Taking Rhode Island for a Ride
Because — honestly — I’d love to see a successful and commuter- and visitor-friendly public transportation system in Rhode Island, it was encouraging to read the headline, “Public transit is en route to bright, diverse future,” above the following first paragraph:
After a near-collapse, public transit in Rhode Island is making a dramatic turnaround, with some supporters saying its prospects haven’t seemed better in recent memory.
One must get to the final paragraph of Bruce Landis’s story, however, before it’s possible to fully understand what’s changed:
An open question, however, is how to pay for it all. The RIPTA officials who put the plan together say they have identified sources for about 10 percent of the money.
There hasn’t been an upsurge in passengers (due to changing priorities or employment landscapes). There hasn’t even been a huge windfall of magic Obama money, although the RI General Assembly did increase taxes on behalf of the Rhode Island Public Transit Authority (RIPTA). Rereading the story in light of the ending, all that’s changed, in essence, is that RIPTA has picked up some allies in the effort to extort more money from what remains of Rhode Island’s productive sector.

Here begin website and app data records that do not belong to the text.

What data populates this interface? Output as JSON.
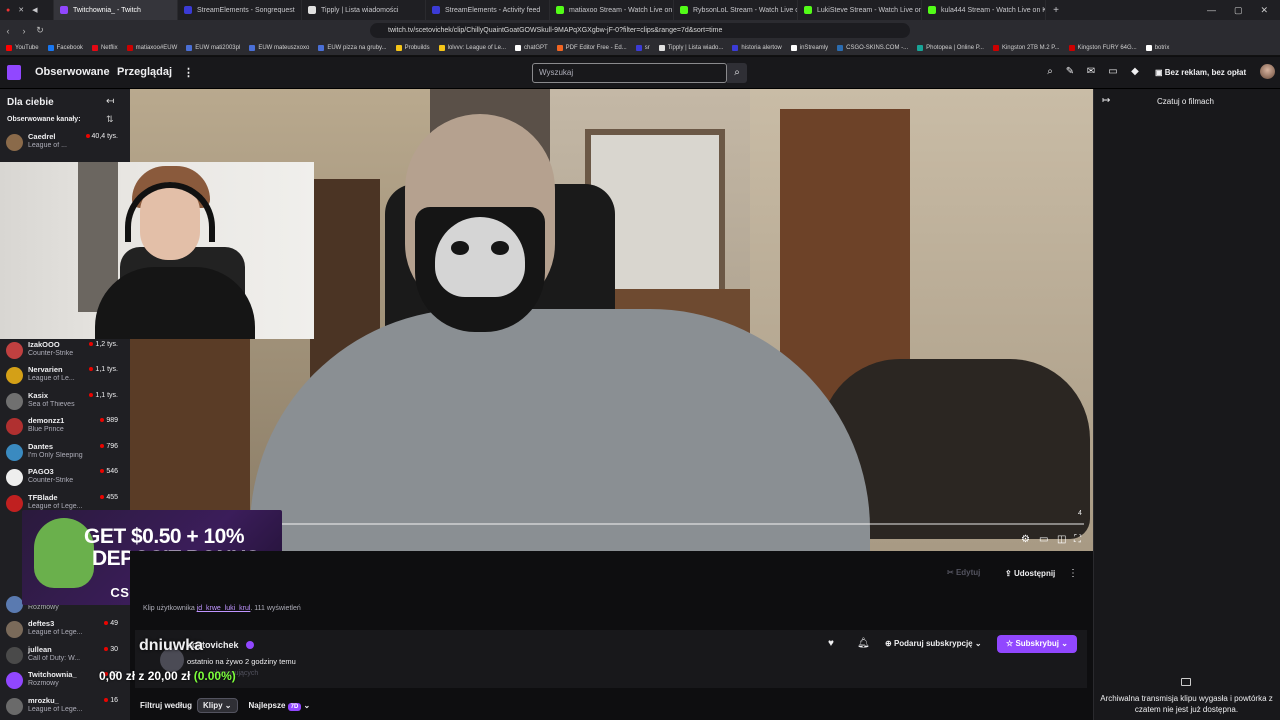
{
  "browser": {
    "tabs": [
      {
        "label": "Twitchownia_ - Twitch",
        "color": "#9147ff",
        "active": true
      },
      {
        "label": "StreamElements - Songrequest",
        "color": "#3b3bd6"
      },
      {
        "label": "Tipply | Lista wiadomości",
        "color": "#e0e0e0"
      },
      {
        "label": "StreamElements - Activity feed",
        "color": "#3b3bd6"
      },
      {
        "label": "matiaxoo Stream - Watch Live on Ki",
        "color": "#53fc18"
      },
      {
        "label": "RybsonLoL Stream - Watch Live on K",
        "color": "#53fc18"
      },
      {
        "label": "LukiSteve Stream - Watch Live on Kic",
        "color": "#53fc18"
      },
      {
        "label": "kula444 Stream - Watch Live on Kick",
        "color": "#53fc18"
      }
    ],
    "new_tab": "+",
    "window_controls": [
      "—",
      "▢",
      "✕"
    ],
    "url": "twitch.tv/scetovichek/clip/ChillyQuaintGoatGOWSkull-9MAPqXGXgbw-jF-0?filter=clips&range=7d&sort=time",
    "bookmarks": [
      {
        "label": "YouTube",
        "color": "#ff0000"
      },
      {
        "label": "Facebook",
        "color": "#1877f2"
      },
      {
        "label": "Netflix",
        "color": "#e50914"
      },
      {
        "label": "matiaxoo#EUW",
        "color": "#c00"
      },
      {
        "label": "EUW mati2003pl",
        "color": "#4a6fd6"
      },
      {
        "label": "EUW mateuszxoxo",
        "color": "#4a6fd6"
      },
      {
        "label": "EUW pizza na gruby...",
        "color": "#4a6fd6"
      },
      {
        "label": "Probuilds",
        "color": "#f5c518"
      },
      {
        "label": "lolvvv: League of Le...",
        "color": "#f5c518"
      },
      {
        "label": "chatGPT",
        "color": "#ffffff"
      },
      {
        "label": "PDF Editor Free - Ed...",
        "color": "#f26522"
      },
      {
        "label": "sr",
        "color": "#3b3bd6"
      },
      {
        "label": "Tipply | Lista wiado...",
        "color": "#e0e0e0"
      },
      {
        "label": "historia alertow",
        "color": "#3b3bd6"
      },
      {
        "label": "inStreamly",
        "color": "#ffffff"
      },
      {
        "label": "CSGO-SKINS.COM -...",
        "color": "#2b6cb0"
      },
      {
        "label": "Photopea | Online P...",
        "color": "#18a497"
      },
      {
        "label": "Kingston 2TB M.2 P...",
        "color": "#cc0000"
      },
      {
        "label": "Kingston FURY 64G...",
        "color": "#cc0000"
      },
      {
        "label": "botrix",
        "color": "#ffffff"
      }
    ]
  },
  "topnav": {
    "following": "Obserwowane",
    "browse": "Przeglądaj",
    "search_placeholder": "Wyszukaj",
    "ad_free": "Bez reklam, bez opłat"
  },
  "sidebar": {
    "title": "Dla ciebie",
    "followed_label": "Obserwowane kanały:",
    "channels": [
      {
        "name": "Caedrel",
        "game": "League of ...",
        "viewers": "40,4 tys.",
        "color": "#8a6a4a"
      },
      {
        "name": "IzakOOO",
        "game": "Counter-Strike",
        "viewers": "1,2 tys.",
        "color": "#c04040"
      },
      {
        "name": "Nervarien",
        "game": "League of Le...",
        "viewers": "1,1 tys.",
        "color": "#d4a017"
      },
      {
        "name": "Kasix",
        "game": "Sea of Thieves",
        "viewers": "1,1 tys.",
        "color": "#707070"
      },
      {
        "name": "demonzz1",
        "game": "Blue Prince",
        "viewers": "989",
        "color": "#b03030"
      },
      {
        "name": "Dantes",
        "game": "I'm Only Sleeping",
        "viewers": "796",
        "color": "#3a8ac0"
      },
      {
        "name": "PAGO3",
        "game": "Counter-Strike",
        "viewers": "546",
        "color": "#eeeeee"
      },
      {
        "name": "TFBlade",
        "game": "League of Lege...",
        "viewers": "455",
        "color": "#c02020"
      },
      {
        "name": "",
        "game": "Rozmowy",
        "viewers": "",
        "color": "#5a7ab0"
      },
      {
        "name": "deftes3",
        "game": "League of Lege...",
        "viewers": "49",
        "color": "#7a6a5a"
      },
      {
        "name": "jullean",
        "game": "Call of Duty: W...",
        "viewers": "30",
        "color": "#4a4a4a"
      },
      {
        "name": "Twitchownia_",
        "game": "Rozmowy",
        "viewers": "22",
        "color": "#9147ff"
      },
      {
        "name": "mrozku_",
        "game": "League of Lege...",
        "viewers": "16",
        "color": "#6a6a6a"
      }
    ]
  },
  "player": {
    "time_mark": "4"
  },
  "ad": {
    "line1": "GET $0.50 + 10%",
    "line2": "DEPOSIT BONUS",
    "brand": "CSG⊙SKINS"
  },
  "clip": {
    "edit": "Edytuj",
    "share": "Udostępnij",
    "meta_prefix": "Klip użytkownika",
    "meta_user": "jd_krwe_luki_krul",
    "meta_suffix": ". 111 wyświetleń"
  },
  "channel": {
    "overlay_name": "dniuwka",
    "name": "scetovichek",
    "status": "ostatnio na żywo 2 godziny temu",
    "followers": "obserwujących",
    "donation_main": "0,00 zł z 20,00 zł",
    "donation_pct": "(0.00%)",
    "gift_sub": "Podaruj subskrypcję",
    "subscribe": "Subskrybuj"
  },
  "filters": {
    "label": "Filtruj według",
    "type": "Klipy",
    "sort": "Najlepsze",
    "range": "7D"
  },
  "chat": {
    "title": "Czatuj o filmach",
    "message": "Archiwalna transmisja klipu wygasła i powtórka z czatem nie jest już dostępna."
  }
}
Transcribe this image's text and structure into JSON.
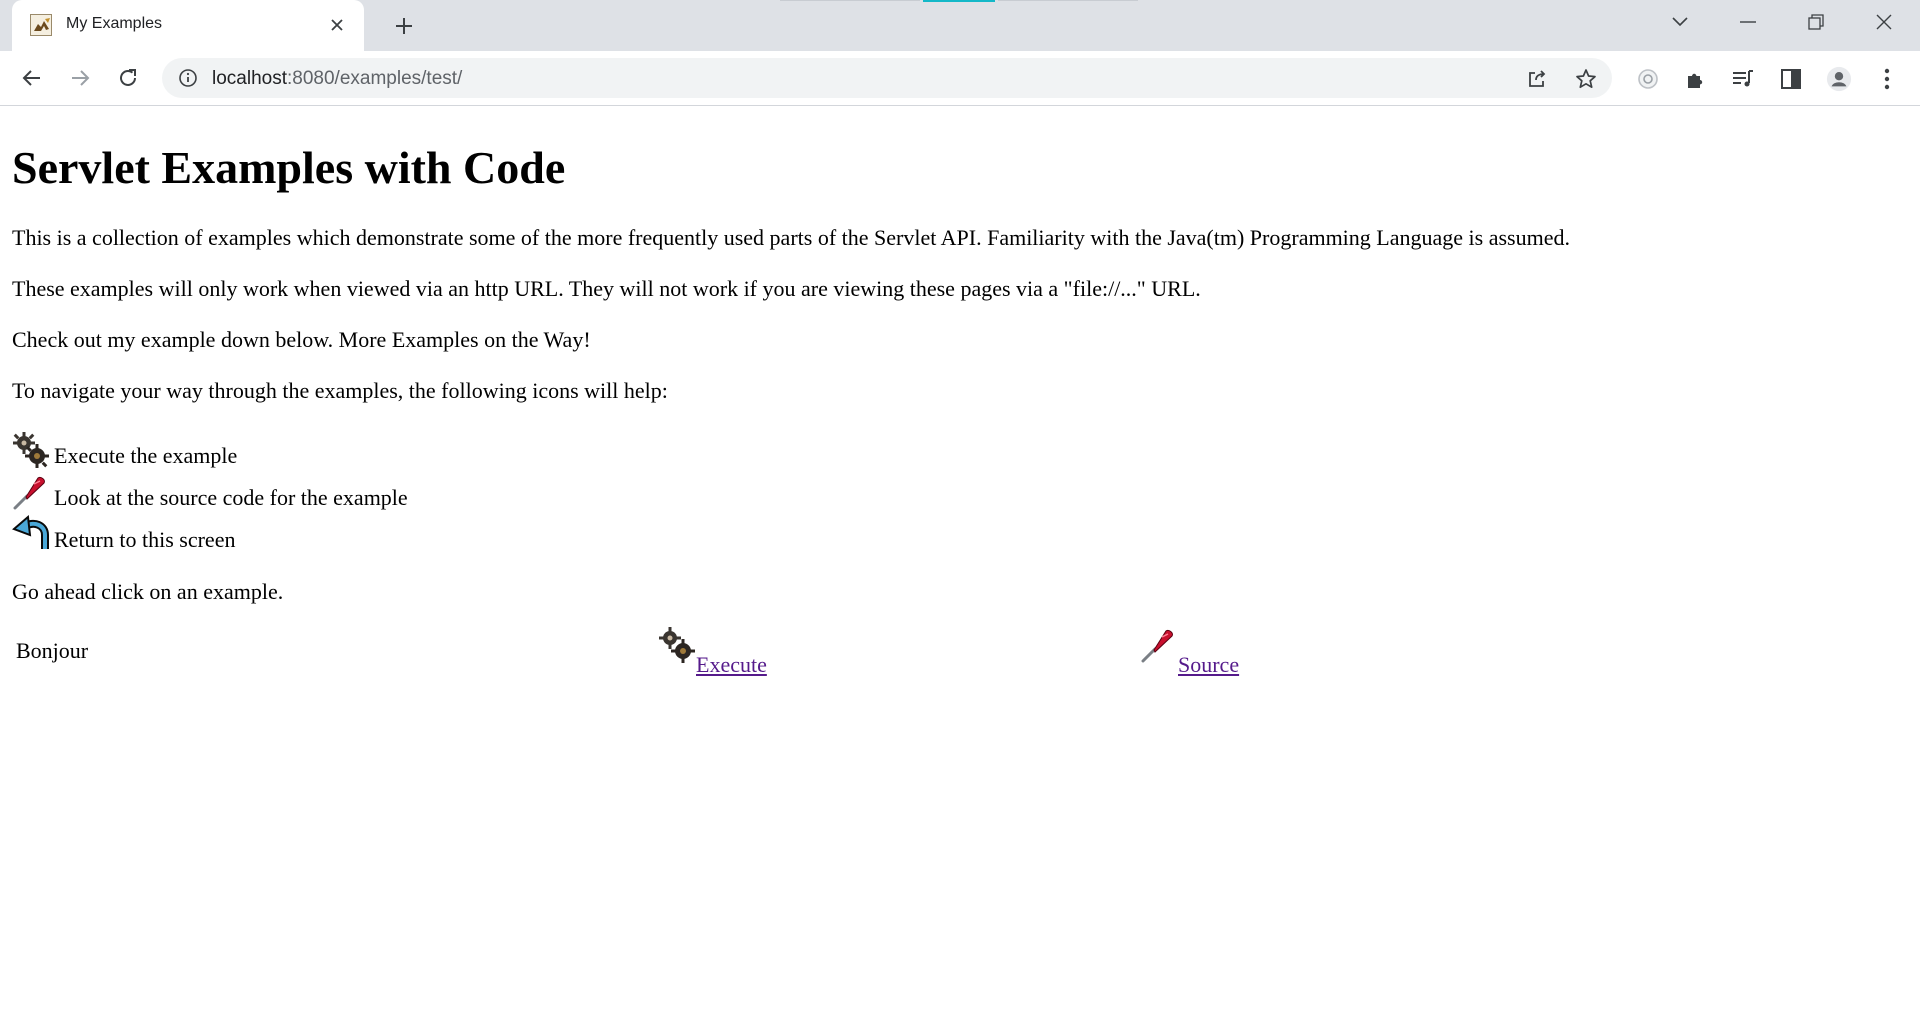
{
  "browser": {
    "tab_title": "My Examples",
    "url_host": "localhost",
    "url_path": ":8080/examples/test/",
    "icons": {
      "favicon": "tomcat-favicon",
      "tab_close": "close-icon",
      "new_tab": "plus-icon",
      "tab_search": "chevron-down-icon",
      "minimize": "minimize-icon",
      "restore": "restore-icon",
      "close_window": "close-icon",
      "back": "arrow-left-icon",
      "forward": "arrow-right-icon",
      "reload": "reload-icon",
      "site_info": "info-icon",
      "share": "share-icon",
      "bookmark": "star-icon",
      "extension": "extension-icon",
      "puzzle": "puzzle-icon",
      "media": "media-queue-icon",
      "side_panel": "side-panel-icon",
      "profile": "profile-avatar-icon",
      "menu": "kebab-menu-icon"
    },
    "accent_color": "#14b8c8"
  },
  "page": {
    "heading": "Servlet Examples with Code",
    "paragraphs": [
      "This is a collection of examples which demonstrate some of the more frequently used parts of the Servlet API. Familiarity with the Java(tm) Programming Language is assumed.",
      "These examples will only work when viewed via an http URL. They will not work if you are viewing these pages via a \"file://...\" URL.",
      "Check out my example down below. More Examples on the Way!",
      "To navigate your way through the examples, the following icons will help:"
    ],
    "legend": [
      {
        "icon": "gears-execute-icon",
        "text": "Execute the example"
      },
      {
        "icon": "screwdriver-source-icon",
        "text": "Look at the source code for the example"
      },
      {
        "icon": "return-arrow-icon",
        "text": "Return to this screen"
      }
    ],
    "closing": "Go ahead click on an example.",
    "examples": [
      {
        "name": "Bonjour",
        "execute_label": "Execute",
        "source_label": "Source"
      }
    ],
    "link_color": "#551a8b"
  }
}
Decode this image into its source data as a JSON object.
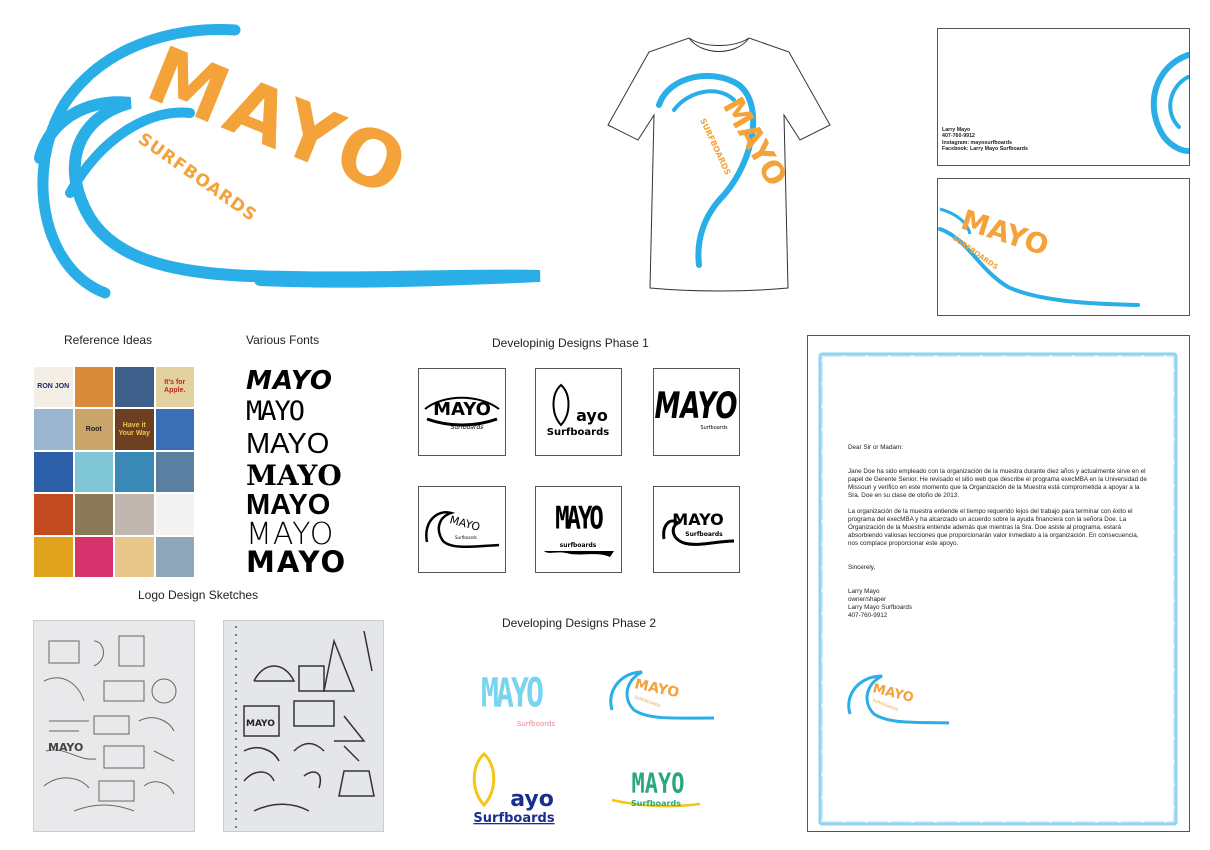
{
  "main_logo": {
    "title": "MAYO",
    "subtitle": "SURFBOARDS"
  },
  "tshirt_logo": {
    "title": "MAYO",
    "subtitle": "SURFBOARDS"
  },
  "business_card": {
    "lines": [
      "Larry Mayo",
      "407-760-9912",
      "Instagram: mayosurfboards",
      "Facebook: Larry Mayo Surfboards"
    ],
    "back_title": "MAYO",
    "back_subtitle": "SURFBOARDS"
  },
  "sections": {
    "reference_ideas": "Reference Ideas",
    "various_fonts": "Various Fonts",
    "phase1": "Developinig Designs Phase 1",
    "logo_sketches": "Logo Design Sketches",
    "phase2": "Developing Designs Phase 2"
  },
  "reference_tiles": [
    {
      "text": "RON JON",
      "bg": "#f3efe6",
      "fg": "#1a2a6b"
    },
    {
      "text": "",
      "bg": "#d98a3a",
      "fg": "#fff"
    },
    {
      "text": "",
      "bg": "#3d5f8a",
      "fg": "#fff"
    },
    {
      "text": "It's for Apple.",
      "bg": "#e3d2a1",
      "fg": "#b32d1f"
    },
    {
      "text": "",
      "bg": "#9bb4cf",
      "fg": "#fff"
    },
    {
      "text": "Root",
      "bg": "#c9a46b",
      "fg": "#222"
    },
    {
      "text": "Have it Your Way",
      "bg": "#6b3f1f",
      "fg": "#f2c14e"
    },
    {
      "text": "",
      "bg": "#3b6fb5",
      "fg": "#fff"
    },
    {
      "text": "",
      "bg": "#2d5fa8",
      "fg": "#fff"
    },
    {
      "text": "",
      "bg": "#7fc6d6",
      "fg": "#fff"
    },
    {
      "text": "",
      "bg": "#3a88b5",
      "fg": "#fff"
    },
    {
      "text": "",
      "bg": "#5a7fa0",
      "fg": "#fff"
    },
    {
      "text": "",
      "bg": "#c24a1e",
      "fg": "#fff"
    },
    {
      "text": "",
      "bg": "#8a7a5a",
      "fg": "#fff"
    },
    {
      "text": "",
      "bg": "#c0b8b0",
      "fg": "#fff"
    },
    {
      "text": "",
      "bg": "#f3f3f3",
      "fg": "#555"
    },
    {
      "text": "",
      "bg": "#e0a21c",
      "fg": "#fff"
    },
    {
      "text": "",
      "bg": "#d6326b",
      "fg": "#fff"
    },
    {
      "text": "",
      "bg": "#e8c88a",
      "fg": "#333"
    },
    {
      "text": "",
      "bg": "#8fa6b8",
      "fg": "#fff"
    }
  ],
  "font_samples": [
    "MAYO",
    "MAYO",
    "MAYO",
    "MAYO",
    "MAYO",
    "MAYO",
    "MAYO"
  ],
  "phase1_designs": [
    {
      "title": "MAYO",
      "subtitle": "Surfboards"
    },
    {
      "title": "ayo",
      "subtitle": "Surfboards"
    },
    {
      "title": "MAYO",
      "subtitle": "Surfboards"
    },
    {
      "title": "MAYO",
      "subtitle": "Surfboards"
    },
    {
      "title": "MAYO",
      "subtitle": "surfboards"
    },
    {
      "title": "MAYO",
      "subtitle": "Surfboards"
    }
  ],
  "phase2_designs": [
    {
      "title": "MAYO",
      "subtitle": "Surfboards"
    },
    {
      "title": "MAYO",
      "subtitle": "SURFBOARDS"
    },
    {
      "title": "ayo",
      "subtitle": "Surfboards"
    },
    {
      "title": "MAYO",
      "subtitle": "Surfboards"
    }
  ],
  "letter": {
    "greeting": "Dear Sir or Madam:",
    "para1": "Jane Doe ha sido empleado con la organización de la muestra durante diez años y actualmente sirve en el papel de Gerente Senior. He revisado el sitio web que describe el programa execMBA en la Universidad de Missouri y verifico en este momento que la Organización de la Muestra está comprometida a apoyar a la Sra. Doe en su clase de otoño de 2013.",
    "para2": "La organización de la muestra entiende el tiempo requerido lejos del trabajo para terminar con éxito el programa del execMBA y ha alcanzado un acuerdo sobre la ayuda financiera con la señora Doe. La Organización de la Muestra entiende además que mientras la Sra. Doe asiste al programa, estará absorbiendo valiosas lecciones que proporcionarán valor inmediato a la organización. En consecuencia, nos complace proporcionar este apoyo.",
    "closing": "Sincerely,",
    "sig": [
      "Larry Mayo",
      "owner/shaper",
      "Larry Mayo Surfboards",
      "407-760-9912"
    ],
    "logo_title": "MAYO",
    "logo_subtitle": "SURFBOARDS"
  },
  "colors": {
    "wave_blue": "#29aee8",
    "logo_orange": "#f4a33b",
    "black": "#000000",
    "green": "#2aa87a",
    "navy": "#1b2e8f",
    "yellow": "#f5c518",
    "pink": "#f07f8f",
    "light_blue": "#79d4ef"
  }
}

If big plans and no notion of how to finance them were happy news, the story of my life would have a glistening title.